President Xi Jinping vowed on Monday that China would always uphold world peace and international rules, amid concerns expressed by the United States and other countries over the nation's increasing assertiveness globally.
The comments come after Taiwan said this month that military tension with China was at its worst in more than 40 years, amid mounting worries that the giant neighbour might try to take back by military force the self-ruled island it claims as its own.
In a speech marking the 50th anniversary of China's return to the United Nations, Xi said it would always be the "builder of world peace" and a "protector of international order," state news agency Xinhua said.
In 1971, the United Nations voted to recognise the People's Republic of China, expelling Taiwan from the world body.
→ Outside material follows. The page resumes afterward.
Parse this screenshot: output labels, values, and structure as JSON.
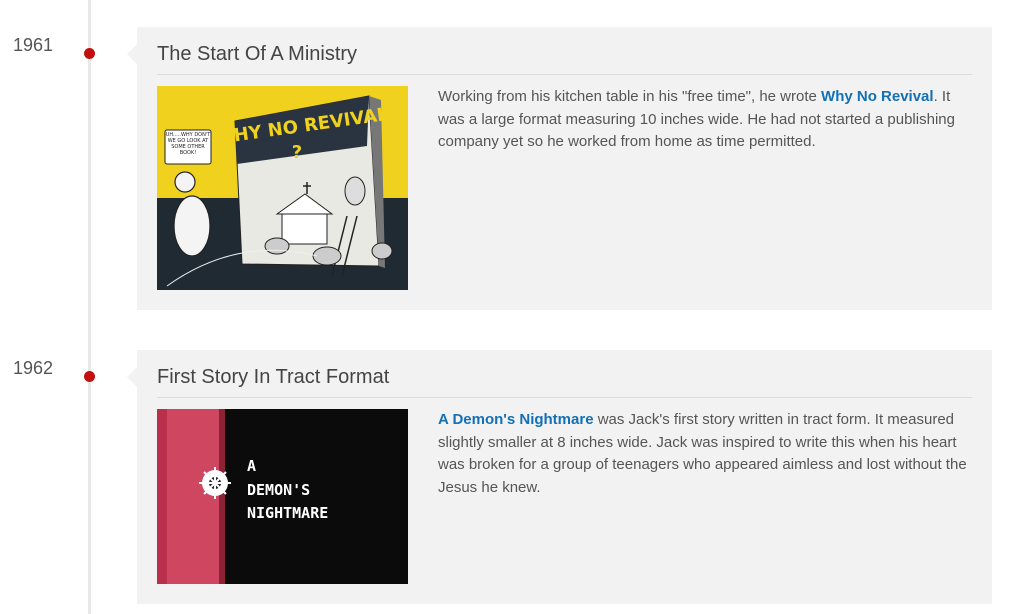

China has also staked its claims more assertively to disputed territories with India on its Himalayan border, with some southeast Asian nations over the South China Sea, and with Japan over some islands in the East China Sea.
"China resolutely opposes all forms of hegemony and power politics, unilateralism and protectionism," Xi said, calling for greater global cooperation on issues such as regional conflicts, terrorism, climate change, cybersecurity and biosecurity.
He urged all countries to promote the values of peace, development, justice, democracy, freedom, making use of a phrase the "common values of all mankind" that he coined and first mentioned in a July speech for the 100th anniversary of the ruling Chinese Communist Party.
(This story has not been edited by NDTV staff and is auto-generated from a syndicated feed.)